Dataset rows describing interfaces
:::

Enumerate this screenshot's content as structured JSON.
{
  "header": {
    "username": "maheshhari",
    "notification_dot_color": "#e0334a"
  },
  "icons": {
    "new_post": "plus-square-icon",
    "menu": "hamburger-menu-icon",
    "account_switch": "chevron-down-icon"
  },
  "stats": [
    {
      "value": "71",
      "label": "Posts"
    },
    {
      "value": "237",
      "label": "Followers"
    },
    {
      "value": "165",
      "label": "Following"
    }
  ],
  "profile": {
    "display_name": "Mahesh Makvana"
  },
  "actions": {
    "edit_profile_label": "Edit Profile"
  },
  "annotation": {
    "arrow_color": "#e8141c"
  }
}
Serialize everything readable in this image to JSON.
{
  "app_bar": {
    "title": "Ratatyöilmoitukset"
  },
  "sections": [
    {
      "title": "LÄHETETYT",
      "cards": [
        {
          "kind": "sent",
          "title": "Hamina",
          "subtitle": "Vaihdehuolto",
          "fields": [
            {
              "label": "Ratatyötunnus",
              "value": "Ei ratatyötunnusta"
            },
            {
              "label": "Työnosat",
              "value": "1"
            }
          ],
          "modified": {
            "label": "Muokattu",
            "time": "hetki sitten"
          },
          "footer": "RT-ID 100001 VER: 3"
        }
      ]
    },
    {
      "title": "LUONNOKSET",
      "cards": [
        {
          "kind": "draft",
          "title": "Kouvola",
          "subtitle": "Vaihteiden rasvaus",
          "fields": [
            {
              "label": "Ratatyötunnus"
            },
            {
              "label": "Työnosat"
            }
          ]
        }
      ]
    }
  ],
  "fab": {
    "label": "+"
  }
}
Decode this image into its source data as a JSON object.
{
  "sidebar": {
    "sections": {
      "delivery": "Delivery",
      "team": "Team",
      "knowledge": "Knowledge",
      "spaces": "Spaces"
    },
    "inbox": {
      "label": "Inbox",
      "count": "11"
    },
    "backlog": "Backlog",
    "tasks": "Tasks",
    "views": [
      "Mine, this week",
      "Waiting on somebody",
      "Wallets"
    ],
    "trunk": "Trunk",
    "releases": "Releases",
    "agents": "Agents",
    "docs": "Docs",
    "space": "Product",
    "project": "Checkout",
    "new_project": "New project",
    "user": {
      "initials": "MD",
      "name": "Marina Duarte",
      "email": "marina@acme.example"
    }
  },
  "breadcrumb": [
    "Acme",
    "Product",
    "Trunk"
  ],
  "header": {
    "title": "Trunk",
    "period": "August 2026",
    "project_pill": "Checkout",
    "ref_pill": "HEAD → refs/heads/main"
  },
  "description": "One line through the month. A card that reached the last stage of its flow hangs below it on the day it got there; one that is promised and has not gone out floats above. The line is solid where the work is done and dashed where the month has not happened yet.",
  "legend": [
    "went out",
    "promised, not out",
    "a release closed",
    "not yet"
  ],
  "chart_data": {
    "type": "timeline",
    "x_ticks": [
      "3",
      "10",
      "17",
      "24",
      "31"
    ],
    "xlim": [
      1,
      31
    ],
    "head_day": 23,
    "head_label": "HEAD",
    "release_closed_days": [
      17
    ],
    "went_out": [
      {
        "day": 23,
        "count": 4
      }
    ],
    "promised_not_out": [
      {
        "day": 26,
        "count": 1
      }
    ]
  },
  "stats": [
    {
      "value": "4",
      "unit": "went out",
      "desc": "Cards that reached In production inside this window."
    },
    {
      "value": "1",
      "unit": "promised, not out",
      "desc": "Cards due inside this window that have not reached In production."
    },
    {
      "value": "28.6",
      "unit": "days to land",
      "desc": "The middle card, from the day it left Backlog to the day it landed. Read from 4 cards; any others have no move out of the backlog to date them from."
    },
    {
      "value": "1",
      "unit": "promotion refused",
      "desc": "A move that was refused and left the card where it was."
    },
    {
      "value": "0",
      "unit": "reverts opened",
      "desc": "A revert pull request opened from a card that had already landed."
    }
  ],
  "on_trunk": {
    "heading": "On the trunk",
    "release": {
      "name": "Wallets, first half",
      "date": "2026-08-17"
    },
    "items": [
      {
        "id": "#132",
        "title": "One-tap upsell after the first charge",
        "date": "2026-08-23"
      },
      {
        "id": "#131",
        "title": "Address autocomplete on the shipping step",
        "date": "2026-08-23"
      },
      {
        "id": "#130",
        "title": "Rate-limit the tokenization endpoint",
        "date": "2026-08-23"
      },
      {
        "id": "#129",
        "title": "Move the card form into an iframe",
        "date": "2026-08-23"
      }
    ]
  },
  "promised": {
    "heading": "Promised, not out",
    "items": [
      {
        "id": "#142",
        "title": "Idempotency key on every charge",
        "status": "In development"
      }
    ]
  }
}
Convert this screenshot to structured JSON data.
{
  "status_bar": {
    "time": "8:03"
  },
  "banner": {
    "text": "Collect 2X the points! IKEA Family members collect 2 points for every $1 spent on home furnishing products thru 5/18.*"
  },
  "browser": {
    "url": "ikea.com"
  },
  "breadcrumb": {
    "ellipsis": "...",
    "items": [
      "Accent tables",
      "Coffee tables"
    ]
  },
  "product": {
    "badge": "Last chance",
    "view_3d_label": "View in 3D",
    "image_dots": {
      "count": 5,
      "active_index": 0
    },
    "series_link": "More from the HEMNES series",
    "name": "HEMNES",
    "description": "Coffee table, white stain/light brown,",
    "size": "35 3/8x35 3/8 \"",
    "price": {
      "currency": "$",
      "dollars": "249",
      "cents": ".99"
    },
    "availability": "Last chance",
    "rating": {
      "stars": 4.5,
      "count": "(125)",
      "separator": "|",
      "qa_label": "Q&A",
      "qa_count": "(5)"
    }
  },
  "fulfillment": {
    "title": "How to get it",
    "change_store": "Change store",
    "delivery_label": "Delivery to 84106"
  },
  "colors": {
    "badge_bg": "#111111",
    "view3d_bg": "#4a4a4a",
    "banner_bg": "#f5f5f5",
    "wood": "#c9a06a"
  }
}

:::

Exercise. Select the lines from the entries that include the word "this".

Result below.
Enumerate this screenshot's content as structured JSON.
Serialize everything readable in this image to JSON.
Decode this image into its source data as a JSON object.
      "Mine, this week",
      "desc": "Cards that reached In production inside this window."
      "desc": "Cards due inside this window that have not reached In production."
Convert this screenshot to structured JSON data.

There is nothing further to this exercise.